Material for this task:
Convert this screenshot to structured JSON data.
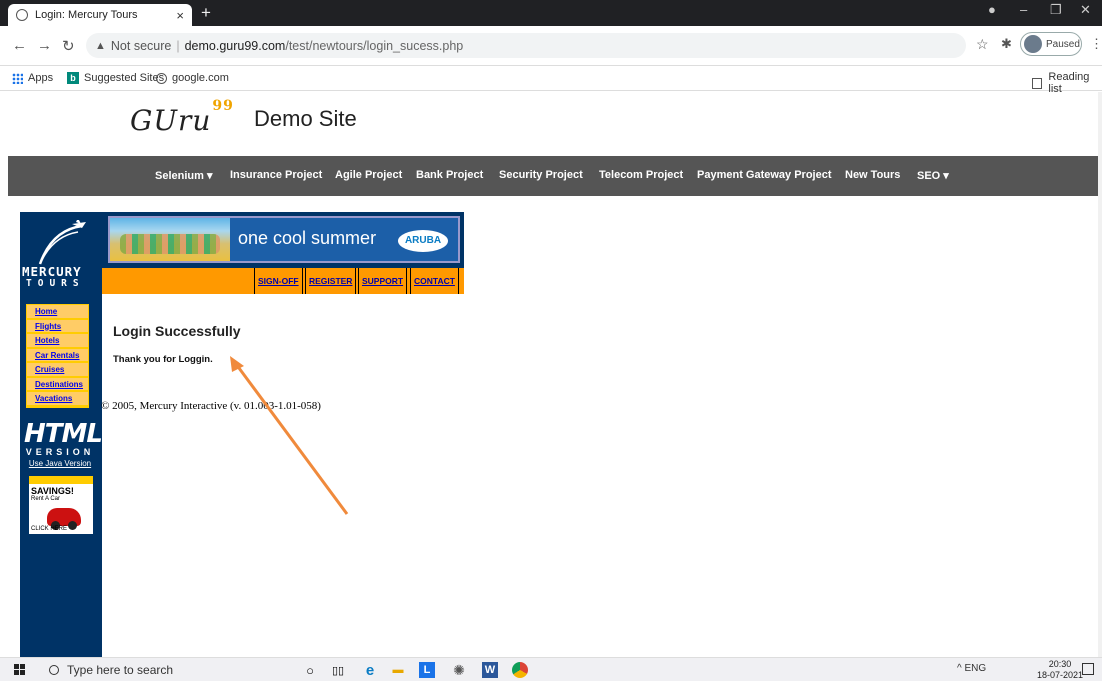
{
  "browser": {
    "tab_title": "Login: Mercury Tours",
    "tab_close": "×",
    "new_tab": "+",
    "address": {
      "security": "Not secure",
      "host": "demo.guru99.com",
      "path": "/test/newtours/login_sucess.php"
    },
    "profile_label": "Paused",
    "bookmarks": [
      {
        "label": "Apps",
        "icon": "apps-grid-icon"
      },
      {
        "label": "Suggested Sites",
        "icon": "bing-icon"
      },
      {
        "label": "google.com",
        "icon": "globe-icon"
      }
    ],
    "reading_list": "Reading list"
  },
  "site": {
    "logo_text": "GUru",
    "logo_sup": "99",
    "title": "Demo Site",
    "nav": [
      "Selenium ▾",
      "Insurance Project",
      "Agile Project",
      "Bank Project",
      "Security Project",
      "Telecom Project",
      "Payment Gateway Project",
      "New Tours",
      "SEO ▾"
    ]
  },
  "mercury": {
    "brand_top": "MERCURY",
    "brand_bottom": "TOURS",
    "banner_text": "one cool summer",
    "banner_badge": "ARUBA",
    "top_links": [
      "SIGN-OFF",
      "REGISTER",
      "SUPPORT",
      "CONTACT"
    ],
    "side_links": [
      "Home",
      "Flights",
      "Hotels",
      "Car Rentals",
      "Cruises",
      "Destinations",
      "Vacations"
    ],
    "html_big": "HTML",
    "html_version": "VERSION",
    "java_link": "Use Java Version",
    "savings_title": "SAVINGS!",
    "savings_sub": "Rent A Car",
    "savings_click": "CLICK HERE",
    "content_title": "Login Successfully",
    "content_message": "Thank you for Loggin.",
    "copyright": "© 2005, Mercury Interactive (v. 01.003-1.01-058)"
  },
  "taskbar": {
    "search_placeholder": "Type here to search",
    "tray_text": "^ ENG",
    "time": "20:30",
    "date": "18-07-2021"
  },
  "colors": {
    "annotation_arrow": "#f08a3c",
    "nav_bg": "#555555",
    "mercury_navy": "#003366",
    "mercury_orange": "#ff9900"
  }
}
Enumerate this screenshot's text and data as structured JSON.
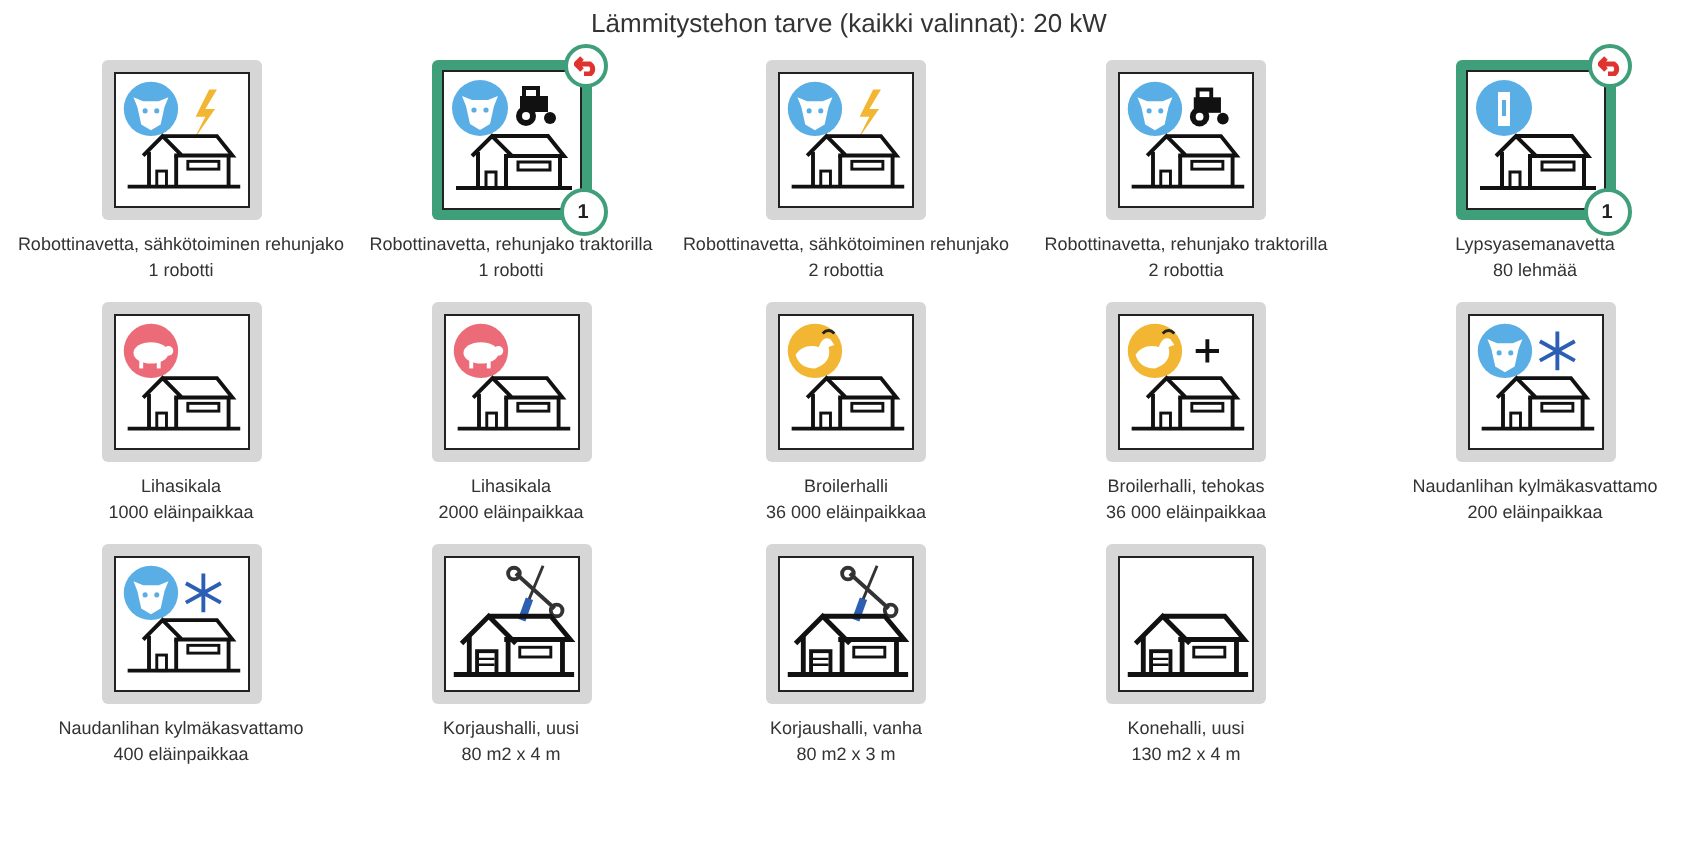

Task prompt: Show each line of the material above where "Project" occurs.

Written solution:
      "Insurance Project",
      "Agile Project",
      "Bank Project",
      "Security Project",
      "Telecom Project",
      "Payment Gateway Project",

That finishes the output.